• **PROBLEM STATEMENT**
Collect all lines containing the word "number" from the data.

• **SOURCE RECORDS**

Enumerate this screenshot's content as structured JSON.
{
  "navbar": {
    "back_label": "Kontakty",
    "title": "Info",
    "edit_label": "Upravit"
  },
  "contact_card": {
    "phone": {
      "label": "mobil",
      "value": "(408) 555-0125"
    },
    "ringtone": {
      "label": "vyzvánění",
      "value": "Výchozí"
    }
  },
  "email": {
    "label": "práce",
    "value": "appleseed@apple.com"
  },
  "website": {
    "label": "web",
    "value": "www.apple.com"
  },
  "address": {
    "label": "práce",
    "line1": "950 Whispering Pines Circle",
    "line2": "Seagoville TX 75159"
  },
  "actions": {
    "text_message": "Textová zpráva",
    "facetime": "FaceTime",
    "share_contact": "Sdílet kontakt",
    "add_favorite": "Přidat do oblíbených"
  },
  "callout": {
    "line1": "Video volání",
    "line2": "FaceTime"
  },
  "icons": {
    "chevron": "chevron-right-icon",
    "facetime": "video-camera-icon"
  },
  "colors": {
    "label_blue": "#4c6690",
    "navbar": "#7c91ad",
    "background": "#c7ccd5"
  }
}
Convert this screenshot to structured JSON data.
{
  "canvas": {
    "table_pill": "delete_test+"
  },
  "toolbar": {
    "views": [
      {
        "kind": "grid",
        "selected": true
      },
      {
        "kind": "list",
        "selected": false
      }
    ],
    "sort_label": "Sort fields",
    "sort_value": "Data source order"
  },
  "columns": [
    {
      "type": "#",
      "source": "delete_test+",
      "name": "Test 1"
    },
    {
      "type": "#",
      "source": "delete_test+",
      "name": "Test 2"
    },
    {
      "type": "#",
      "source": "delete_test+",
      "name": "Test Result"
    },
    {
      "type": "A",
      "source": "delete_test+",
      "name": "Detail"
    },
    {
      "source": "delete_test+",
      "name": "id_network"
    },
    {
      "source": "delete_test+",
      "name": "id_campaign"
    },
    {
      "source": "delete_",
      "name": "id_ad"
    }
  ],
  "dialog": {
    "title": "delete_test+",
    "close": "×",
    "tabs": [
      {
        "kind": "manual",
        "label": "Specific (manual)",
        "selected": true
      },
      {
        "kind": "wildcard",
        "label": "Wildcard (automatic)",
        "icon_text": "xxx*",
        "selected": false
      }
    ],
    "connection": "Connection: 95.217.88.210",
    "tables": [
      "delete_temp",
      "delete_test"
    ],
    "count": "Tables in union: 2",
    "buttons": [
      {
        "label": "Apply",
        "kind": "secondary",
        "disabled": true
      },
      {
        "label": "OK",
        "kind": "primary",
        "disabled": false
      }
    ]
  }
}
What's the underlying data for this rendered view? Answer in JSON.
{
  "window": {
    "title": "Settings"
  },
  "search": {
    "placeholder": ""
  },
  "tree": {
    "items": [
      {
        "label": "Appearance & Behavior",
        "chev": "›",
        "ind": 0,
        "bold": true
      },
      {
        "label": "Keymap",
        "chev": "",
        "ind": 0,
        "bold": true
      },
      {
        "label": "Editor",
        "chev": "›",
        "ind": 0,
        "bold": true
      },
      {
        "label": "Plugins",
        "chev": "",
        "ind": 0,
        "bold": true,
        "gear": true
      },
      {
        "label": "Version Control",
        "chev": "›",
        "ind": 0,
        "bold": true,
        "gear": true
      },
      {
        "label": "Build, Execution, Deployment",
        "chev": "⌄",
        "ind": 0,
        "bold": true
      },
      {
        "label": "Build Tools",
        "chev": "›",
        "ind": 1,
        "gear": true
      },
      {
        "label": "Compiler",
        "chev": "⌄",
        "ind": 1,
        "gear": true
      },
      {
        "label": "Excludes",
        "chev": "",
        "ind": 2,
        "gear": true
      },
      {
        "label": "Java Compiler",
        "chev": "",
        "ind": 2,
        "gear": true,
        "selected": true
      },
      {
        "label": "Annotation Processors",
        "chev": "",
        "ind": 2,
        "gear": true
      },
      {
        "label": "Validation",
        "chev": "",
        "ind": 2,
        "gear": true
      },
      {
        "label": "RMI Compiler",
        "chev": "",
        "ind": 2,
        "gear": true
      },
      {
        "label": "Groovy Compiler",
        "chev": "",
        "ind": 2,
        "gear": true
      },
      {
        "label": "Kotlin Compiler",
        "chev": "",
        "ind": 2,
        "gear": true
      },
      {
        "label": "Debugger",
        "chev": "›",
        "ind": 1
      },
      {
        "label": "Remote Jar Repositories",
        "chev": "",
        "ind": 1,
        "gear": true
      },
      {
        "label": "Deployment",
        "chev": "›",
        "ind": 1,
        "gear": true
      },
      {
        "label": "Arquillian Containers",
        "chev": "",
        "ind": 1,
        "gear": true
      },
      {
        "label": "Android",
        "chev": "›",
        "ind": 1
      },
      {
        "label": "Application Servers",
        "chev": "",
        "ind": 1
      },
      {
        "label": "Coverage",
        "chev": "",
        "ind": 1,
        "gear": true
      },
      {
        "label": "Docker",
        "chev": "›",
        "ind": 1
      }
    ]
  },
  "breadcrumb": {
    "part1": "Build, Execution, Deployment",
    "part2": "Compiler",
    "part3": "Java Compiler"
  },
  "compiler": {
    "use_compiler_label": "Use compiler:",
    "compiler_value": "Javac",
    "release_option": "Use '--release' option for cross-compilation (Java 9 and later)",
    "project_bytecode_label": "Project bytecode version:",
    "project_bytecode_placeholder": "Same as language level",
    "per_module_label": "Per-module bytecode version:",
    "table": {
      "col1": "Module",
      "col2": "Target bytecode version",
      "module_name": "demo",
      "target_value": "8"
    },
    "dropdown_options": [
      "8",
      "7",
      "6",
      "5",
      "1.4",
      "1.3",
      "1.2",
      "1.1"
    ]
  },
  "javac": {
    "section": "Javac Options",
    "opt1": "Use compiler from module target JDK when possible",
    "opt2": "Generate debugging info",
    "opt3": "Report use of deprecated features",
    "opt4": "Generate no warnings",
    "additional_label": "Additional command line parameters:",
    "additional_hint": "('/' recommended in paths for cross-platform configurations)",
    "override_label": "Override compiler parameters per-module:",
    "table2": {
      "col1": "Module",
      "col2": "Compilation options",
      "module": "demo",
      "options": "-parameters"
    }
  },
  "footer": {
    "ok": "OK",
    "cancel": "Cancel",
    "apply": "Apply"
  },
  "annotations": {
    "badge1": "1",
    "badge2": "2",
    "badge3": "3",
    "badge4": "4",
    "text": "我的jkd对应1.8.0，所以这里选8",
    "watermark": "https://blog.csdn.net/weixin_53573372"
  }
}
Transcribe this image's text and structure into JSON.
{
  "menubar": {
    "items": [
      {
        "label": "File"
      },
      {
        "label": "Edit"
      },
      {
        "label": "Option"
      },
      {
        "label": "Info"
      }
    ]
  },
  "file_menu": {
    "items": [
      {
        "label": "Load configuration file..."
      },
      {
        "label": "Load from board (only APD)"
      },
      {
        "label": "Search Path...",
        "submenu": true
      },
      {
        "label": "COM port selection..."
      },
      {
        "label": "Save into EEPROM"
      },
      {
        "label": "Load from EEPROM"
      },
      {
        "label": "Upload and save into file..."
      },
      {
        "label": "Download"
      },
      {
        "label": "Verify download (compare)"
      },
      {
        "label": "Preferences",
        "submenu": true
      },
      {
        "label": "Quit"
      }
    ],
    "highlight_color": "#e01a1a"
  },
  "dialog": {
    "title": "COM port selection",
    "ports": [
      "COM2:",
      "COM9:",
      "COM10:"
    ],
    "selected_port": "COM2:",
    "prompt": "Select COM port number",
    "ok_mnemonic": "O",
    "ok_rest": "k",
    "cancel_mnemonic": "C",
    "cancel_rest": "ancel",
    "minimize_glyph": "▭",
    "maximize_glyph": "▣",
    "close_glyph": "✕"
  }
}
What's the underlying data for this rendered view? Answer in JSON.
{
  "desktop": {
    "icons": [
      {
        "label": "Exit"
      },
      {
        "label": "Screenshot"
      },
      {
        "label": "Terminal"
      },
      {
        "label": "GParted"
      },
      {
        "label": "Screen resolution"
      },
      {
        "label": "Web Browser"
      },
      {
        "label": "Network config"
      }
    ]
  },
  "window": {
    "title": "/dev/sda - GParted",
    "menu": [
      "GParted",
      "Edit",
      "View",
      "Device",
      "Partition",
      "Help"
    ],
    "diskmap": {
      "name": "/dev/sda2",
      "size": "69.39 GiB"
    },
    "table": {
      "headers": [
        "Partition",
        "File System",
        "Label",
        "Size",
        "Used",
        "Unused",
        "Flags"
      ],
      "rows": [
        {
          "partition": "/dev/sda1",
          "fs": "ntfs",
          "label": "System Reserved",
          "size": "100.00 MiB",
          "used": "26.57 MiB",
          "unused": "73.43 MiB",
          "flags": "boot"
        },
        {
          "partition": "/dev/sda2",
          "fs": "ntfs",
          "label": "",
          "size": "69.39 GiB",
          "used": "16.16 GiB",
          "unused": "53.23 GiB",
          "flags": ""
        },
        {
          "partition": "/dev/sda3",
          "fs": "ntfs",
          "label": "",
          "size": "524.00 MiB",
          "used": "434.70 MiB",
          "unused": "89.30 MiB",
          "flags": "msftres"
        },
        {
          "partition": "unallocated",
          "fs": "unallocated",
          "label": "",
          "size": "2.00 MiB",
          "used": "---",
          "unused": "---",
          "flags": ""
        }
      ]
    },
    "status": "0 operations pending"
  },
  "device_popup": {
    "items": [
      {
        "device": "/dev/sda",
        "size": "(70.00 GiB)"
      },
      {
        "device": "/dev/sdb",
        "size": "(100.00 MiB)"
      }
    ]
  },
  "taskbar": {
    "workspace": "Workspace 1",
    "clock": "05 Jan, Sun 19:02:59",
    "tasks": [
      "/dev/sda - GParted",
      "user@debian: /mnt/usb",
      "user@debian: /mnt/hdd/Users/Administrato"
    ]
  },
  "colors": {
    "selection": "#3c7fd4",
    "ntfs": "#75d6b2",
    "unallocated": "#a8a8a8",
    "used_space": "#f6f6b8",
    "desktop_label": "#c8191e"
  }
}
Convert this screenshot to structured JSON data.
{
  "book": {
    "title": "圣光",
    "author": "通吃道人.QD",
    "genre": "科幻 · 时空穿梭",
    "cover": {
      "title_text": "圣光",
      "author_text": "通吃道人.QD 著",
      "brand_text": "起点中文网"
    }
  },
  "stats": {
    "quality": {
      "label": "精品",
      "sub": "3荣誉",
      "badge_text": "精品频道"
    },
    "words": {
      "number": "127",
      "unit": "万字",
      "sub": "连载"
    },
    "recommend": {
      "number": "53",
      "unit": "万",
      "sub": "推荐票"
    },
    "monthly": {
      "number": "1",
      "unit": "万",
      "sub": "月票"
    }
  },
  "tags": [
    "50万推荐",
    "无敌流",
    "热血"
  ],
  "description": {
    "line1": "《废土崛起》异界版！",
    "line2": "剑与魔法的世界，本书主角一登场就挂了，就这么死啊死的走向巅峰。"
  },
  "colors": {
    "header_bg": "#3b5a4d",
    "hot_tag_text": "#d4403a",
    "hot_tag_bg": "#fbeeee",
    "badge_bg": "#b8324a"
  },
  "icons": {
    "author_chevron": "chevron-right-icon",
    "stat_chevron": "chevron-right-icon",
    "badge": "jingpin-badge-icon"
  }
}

• **RESPONSE**
    "prompt": "Select COM port number",
      "number": "127",
      "number": "53",
      "number": "1",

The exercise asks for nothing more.